http://www.windows.ucar.edu/tour/link=/saturn/saturn.html


Uranus.pngUranus



http://www.nasm.si.edu/research/ceps/etp/uranus/index.htm


http://starchild.gsfc.nasa.gov/docs/StarChild/solar_system_level2/uranus.html

http://solarsystem.nasa.gov/planets/profile.cfm?Object=Uranus

http://www.windows.ucar.edu/tour/link=/uranus/uranus.html

Neptune.pngNeptune


http://www.nasm.si.edu/research/ceps/etp/neptune/index.htm


http://starchild.gsfc.nasa.gov/docs/StarChild/solar_system_level2/neptune.html

http://solarsystem.nasa.gov/planets/profile.cfm?Object=Neptune

http://www.windows.ucar.edu/tour/link=/neptune/neptune.html




WHOLE GROUP TASK | DESIGN TWO BROCHURES


After investigating individually, you are going to work in a cooperative way in order to design two travel brochures for two different planets. Read the following instructions:

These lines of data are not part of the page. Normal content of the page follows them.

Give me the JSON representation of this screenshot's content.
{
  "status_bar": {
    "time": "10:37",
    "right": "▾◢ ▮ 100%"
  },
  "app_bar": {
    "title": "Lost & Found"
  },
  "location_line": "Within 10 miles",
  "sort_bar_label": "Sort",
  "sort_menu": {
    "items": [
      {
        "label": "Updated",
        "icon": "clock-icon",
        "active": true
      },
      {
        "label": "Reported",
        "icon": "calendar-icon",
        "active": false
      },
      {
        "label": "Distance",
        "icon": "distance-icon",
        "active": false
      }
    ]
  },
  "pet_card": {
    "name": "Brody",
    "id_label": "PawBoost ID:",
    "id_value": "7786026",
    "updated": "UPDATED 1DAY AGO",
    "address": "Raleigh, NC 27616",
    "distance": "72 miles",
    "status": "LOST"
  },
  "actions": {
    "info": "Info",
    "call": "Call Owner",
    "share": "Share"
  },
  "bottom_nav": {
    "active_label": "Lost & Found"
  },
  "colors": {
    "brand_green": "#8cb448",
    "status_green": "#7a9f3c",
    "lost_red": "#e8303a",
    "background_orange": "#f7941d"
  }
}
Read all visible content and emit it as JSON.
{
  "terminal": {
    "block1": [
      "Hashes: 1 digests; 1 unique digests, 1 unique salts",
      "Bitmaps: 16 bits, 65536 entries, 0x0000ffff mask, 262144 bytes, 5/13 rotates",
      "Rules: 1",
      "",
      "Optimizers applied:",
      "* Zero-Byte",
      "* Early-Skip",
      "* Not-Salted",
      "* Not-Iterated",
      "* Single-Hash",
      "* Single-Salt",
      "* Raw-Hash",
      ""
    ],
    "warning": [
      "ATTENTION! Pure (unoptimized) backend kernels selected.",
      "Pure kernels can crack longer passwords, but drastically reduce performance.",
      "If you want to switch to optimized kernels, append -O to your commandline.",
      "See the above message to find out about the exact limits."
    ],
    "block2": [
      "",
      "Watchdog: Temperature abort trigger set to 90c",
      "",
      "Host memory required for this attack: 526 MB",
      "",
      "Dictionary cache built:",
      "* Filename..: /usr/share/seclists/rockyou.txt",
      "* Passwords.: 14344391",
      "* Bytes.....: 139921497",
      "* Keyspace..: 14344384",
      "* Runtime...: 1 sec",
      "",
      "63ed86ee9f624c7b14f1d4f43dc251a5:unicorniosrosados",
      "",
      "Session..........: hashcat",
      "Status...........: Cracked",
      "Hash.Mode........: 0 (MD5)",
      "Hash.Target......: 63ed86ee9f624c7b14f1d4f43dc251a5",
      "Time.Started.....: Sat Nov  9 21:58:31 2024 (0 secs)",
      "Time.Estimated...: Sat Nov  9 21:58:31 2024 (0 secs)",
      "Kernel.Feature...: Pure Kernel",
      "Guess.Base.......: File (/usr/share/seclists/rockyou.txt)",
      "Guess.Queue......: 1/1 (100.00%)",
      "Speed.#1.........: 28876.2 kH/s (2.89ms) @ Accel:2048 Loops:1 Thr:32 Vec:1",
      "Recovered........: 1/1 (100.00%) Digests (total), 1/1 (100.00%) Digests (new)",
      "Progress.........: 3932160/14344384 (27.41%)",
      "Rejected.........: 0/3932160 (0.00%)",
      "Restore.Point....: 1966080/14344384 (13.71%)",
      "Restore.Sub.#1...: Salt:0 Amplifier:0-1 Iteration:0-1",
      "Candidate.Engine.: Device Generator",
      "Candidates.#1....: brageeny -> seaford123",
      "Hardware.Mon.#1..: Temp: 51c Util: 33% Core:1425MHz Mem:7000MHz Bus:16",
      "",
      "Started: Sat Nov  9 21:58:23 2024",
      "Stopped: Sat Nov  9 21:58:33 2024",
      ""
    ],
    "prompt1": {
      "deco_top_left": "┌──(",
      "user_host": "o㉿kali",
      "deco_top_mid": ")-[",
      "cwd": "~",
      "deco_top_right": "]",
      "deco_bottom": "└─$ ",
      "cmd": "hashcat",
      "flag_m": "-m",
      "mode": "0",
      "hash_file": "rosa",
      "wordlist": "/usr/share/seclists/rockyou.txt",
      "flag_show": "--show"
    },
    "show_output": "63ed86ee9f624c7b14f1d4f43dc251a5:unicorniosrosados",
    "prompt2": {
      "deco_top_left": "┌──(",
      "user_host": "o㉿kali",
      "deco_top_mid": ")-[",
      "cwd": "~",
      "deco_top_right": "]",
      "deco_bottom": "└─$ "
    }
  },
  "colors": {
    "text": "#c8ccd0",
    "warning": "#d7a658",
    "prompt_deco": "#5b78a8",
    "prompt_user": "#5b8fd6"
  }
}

1. Choose two planets. Each planet must belong to a different group (one from the first group and the other from the second one) according to what the explorer 1 has found out. There is one exception, you cannot choose the Earth. Debate and decide which planets you are going to promote.

2. Create as many sections as you want. However, the brochure must include historical data (who and when the planets were discovered), curious facts (the origin of the Planet’s name…), and general information such as mass, size, temperature…
3. Make up a motto or slogan in order to attract visitors to your planets. One example could be ‘Blue is the colour of Life. Visit the Earth’. Include it in your brochure.
4. Insert pictures. They
must be colourful and attractive enough in order to promote your planets.

5. Be original and have fun!

Here you are an example: EARTH



solarsystem2.jpg